(WHAT THIS TASK INVOLVES)
Exactly as given, reproduce the records in full.

(INPUT)
===============
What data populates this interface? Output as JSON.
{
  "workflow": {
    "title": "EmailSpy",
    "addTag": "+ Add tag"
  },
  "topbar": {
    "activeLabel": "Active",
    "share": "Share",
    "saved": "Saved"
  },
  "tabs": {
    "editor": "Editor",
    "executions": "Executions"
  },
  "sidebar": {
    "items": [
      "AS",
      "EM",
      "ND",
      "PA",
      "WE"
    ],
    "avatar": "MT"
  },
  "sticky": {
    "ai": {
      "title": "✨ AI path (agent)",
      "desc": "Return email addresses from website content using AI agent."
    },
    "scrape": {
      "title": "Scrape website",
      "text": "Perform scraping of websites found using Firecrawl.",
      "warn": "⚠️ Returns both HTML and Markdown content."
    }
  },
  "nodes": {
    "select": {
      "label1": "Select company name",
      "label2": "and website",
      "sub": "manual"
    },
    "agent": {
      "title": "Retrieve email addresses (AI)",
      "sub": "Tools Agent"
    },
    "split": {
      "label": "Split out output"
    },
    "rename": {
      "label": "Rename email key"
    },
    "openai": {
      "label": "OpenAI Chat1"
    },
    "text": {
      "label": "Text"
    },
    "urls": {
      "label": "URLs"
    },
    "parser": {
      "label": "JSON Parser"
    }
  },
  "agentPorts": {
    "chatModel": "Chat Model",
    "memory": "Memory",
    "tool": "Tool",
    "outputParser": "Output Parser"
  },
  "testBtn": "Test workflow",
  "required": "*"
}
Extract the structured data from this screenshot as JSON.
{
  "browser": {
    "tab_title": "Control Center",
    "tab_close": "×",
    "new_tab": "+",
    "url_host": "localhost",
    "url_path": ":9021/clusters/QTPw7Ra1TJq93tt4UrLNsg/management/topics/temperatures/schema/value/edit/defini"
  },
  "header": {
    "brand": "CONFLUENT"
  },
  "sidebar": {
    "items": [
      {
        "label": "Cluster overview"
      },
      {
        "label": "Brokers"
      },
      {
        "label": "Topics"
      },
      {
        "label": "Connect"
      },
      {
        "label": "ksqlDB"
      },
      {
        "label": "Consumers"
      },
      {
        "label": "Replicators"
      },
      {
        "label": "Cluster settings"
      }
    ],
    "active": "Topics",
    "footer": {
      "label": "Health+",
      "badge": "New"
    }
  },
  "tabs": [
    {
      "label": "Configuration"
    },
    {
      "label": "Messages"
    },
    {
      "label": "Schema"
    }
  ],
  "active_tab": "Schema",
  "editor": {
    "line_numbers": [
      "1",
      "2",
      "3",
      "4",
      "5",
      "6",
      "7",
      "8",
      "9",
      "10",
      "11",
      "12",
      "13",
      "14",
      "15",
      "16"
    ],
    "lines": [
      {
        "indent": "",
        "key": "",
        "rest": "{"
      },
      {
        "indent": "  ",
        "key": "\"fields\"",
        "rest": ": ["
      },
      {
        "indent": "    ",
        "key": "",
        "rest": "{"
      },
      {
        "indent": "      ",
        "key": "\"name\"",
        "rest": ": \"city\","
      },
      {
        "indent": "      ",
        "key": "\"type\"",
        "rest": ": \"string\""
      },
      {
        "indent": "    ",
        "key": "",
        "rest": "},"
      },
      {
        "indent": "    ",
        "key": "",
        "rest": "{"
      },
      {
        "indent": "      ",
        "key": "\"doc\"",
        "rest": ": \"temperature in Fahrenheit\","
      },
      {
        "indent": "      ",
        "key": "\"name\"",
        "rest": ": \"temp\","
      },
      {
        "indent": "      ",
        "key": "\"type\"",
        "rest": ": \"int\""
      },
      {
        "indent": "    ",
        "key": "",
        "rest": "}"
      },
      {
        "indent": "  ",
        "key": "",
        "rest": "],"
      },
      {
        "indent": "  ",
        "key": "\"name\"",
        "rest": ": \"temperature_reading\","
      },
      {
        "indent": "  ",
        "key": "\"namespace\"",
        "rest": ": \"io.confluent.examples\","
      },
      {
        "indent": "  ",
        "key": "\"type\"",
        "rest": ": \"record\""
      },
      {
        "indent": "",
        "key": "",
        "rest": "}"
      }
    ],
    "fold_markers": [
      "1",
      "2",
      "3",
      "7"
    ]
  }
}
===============
(EXERCISE RESPONSE)
What data populates this interface? Output as JSON.
{
  "workflow": {
    "title": "EmailSpy",
    "addTag": "+ Add tag"
  },
  "topbar": {
    "activeLabel": "Active",
    "share": "Share",
    "saved": "Saved"
  },
  "tabs": {
    "editor": "Editor",
    "executions": "Executions"
  },
  "sidebar": {
    "items": [
      "AS",
      "EM",
      "ND",
      "PA",
      "WE"
    ],
    "avatar": "MT"
  },
  "sticky": {
    "ai": {
      "title": "✨ AI path (agent)",
      "desc": "Return email addresses from website content using AI agent."
    },
    "scrape": {
      "title": "Scrape website",
      "text": "Perform scraping of websites found using Firecrawl.",
      "warn": "⚠️ Returns both HTML and Markdown content."
    }
  },
  "nodes": {
    "select": {
      "label1": "Select company name",
      "label2": "and website",
      "sub": "manual"
    },
    "agent": {
      "title": "Retrieve email addresses (AI)",
      "sub": "Tools Agent"
    },
    "split": {
      "label": "Split out output"
    },
    "rename": {
      "label": "Rename email key"
    },
    "openai": {
      "label": "OpenAI Chat1"
    },
    "text": {
      "label": "Text"
    },
    "urls": {
      "label": "URLs"
    },
    "parser": {
      "label": "JSON Parser"
    }
  },
  "agentPorts": {
    "chatModel": "Chat Model",
    "memory": "Memory",
    "tool": "Tool",
    "outputParser": "Output Parser"
  },
  "testBtn": "Test workflow",
  "required": "*"
}
Extract the structured data from this screenshot as JSON.
{
  "browser": {
    "tab_title": "Control Center",
    "tab_close": "×",
    "new_tab": "+",
    "url_host": "localhost",
    "url_path": ":9021/clusters/QTPw7Ra1TJq93tt4UrLNsg/management/topics/temperatures/schema/value/edit/defini"
  },
  "header": {
    "brand": "CONFLUENT"
  },
  "sidebar": {
    "items": [
      {
        "label": "Cluster overview"
      },
      {
        "label": "Brokers"
      },
      {
        "label": "Topics"
      },
      {
        "label": "Connect"
      },
      {
        "label": "ksqlDB"
      },
      {
        "label": "Consumers"
      },
      {
        "label": "Replicators"
      },
      {
        "label": "Cluster settings"
      }
    ],
    "active": "Topics",
    "footer": {
      "label": "Health+",
      "badge": "New"
    }
  },
  "tabs": [
    {
      "label": "Configuration"
    },
    {
      "label": "Messages"
    },
    {
      "label": "Schema"
    }
  ],
  "active_tab": "Schema",
  "editor": {
    "line_numbers": [
      "1",
      "2",
      "3",
      "4",
      "5",
      "6",
      "7",
      "8",
      "9",
      "10",
      "11",
      "12",
      "13",
      "14",
      "15",
      "16"
    ],
    "lines": [
      {
        "indent": "",
        "key": "",
        "rest": "{"
      },
      {
        "indent": "  ",
        "key": "\"fields\"",
        "rest": ": ["
      },
      {
        "indent": "    ",
        "key": "",
        "rest": "{"
      },
      {
        "indent": "      ",
        "key": "\"name\"",
        "rest": ": \"city\","
      },
      {
        "indent": "      ",
        "key": "\"type\"",
        "rest": ": \"string\""
      },
      {
        "indent": "    ",
        "key": "",
        "rest": "},"
      },
      {
        "indent": "    ",
        "key": "",
        "rest": "{"
      },
      {
        "indent": "      ",
        "key": "\"doc\"",
        "rest": ": \"temperature in Fahrenheit\","
      },
      {
        "indent": "      ",
        "key": "\"name\"",
        "rest": ": \"temp\","
      },
      {
        "indent": "      ",
        "key": "\"type\"",
        "rest": ": \"int\""
      },
      {
        "indent": "    ",
        "key": "",
        "rest": "}"
      },
      {
        "indent": "  ",
        "key": "",
        "rest": "],"
      },
      {
        "indent": "  ",
        "key": "\"name\"",
        "rest": ": \"temperature_reading\","
      },
      {
        "indent": "  ",
        "key": "\"namespace\"",
        "rest": ": \"io.confluent.examples\","
      },
      {
        "indent": "  ",
        "key": "\"type\"",
        "rest": ": \"record\""
      },
      {
        "indent": "",
        "key": "",
        "rest": "}"
      }
    ],
    "fold_markers": [
      "1",
      "2",
      "3",
      "7"
    ]
  }
}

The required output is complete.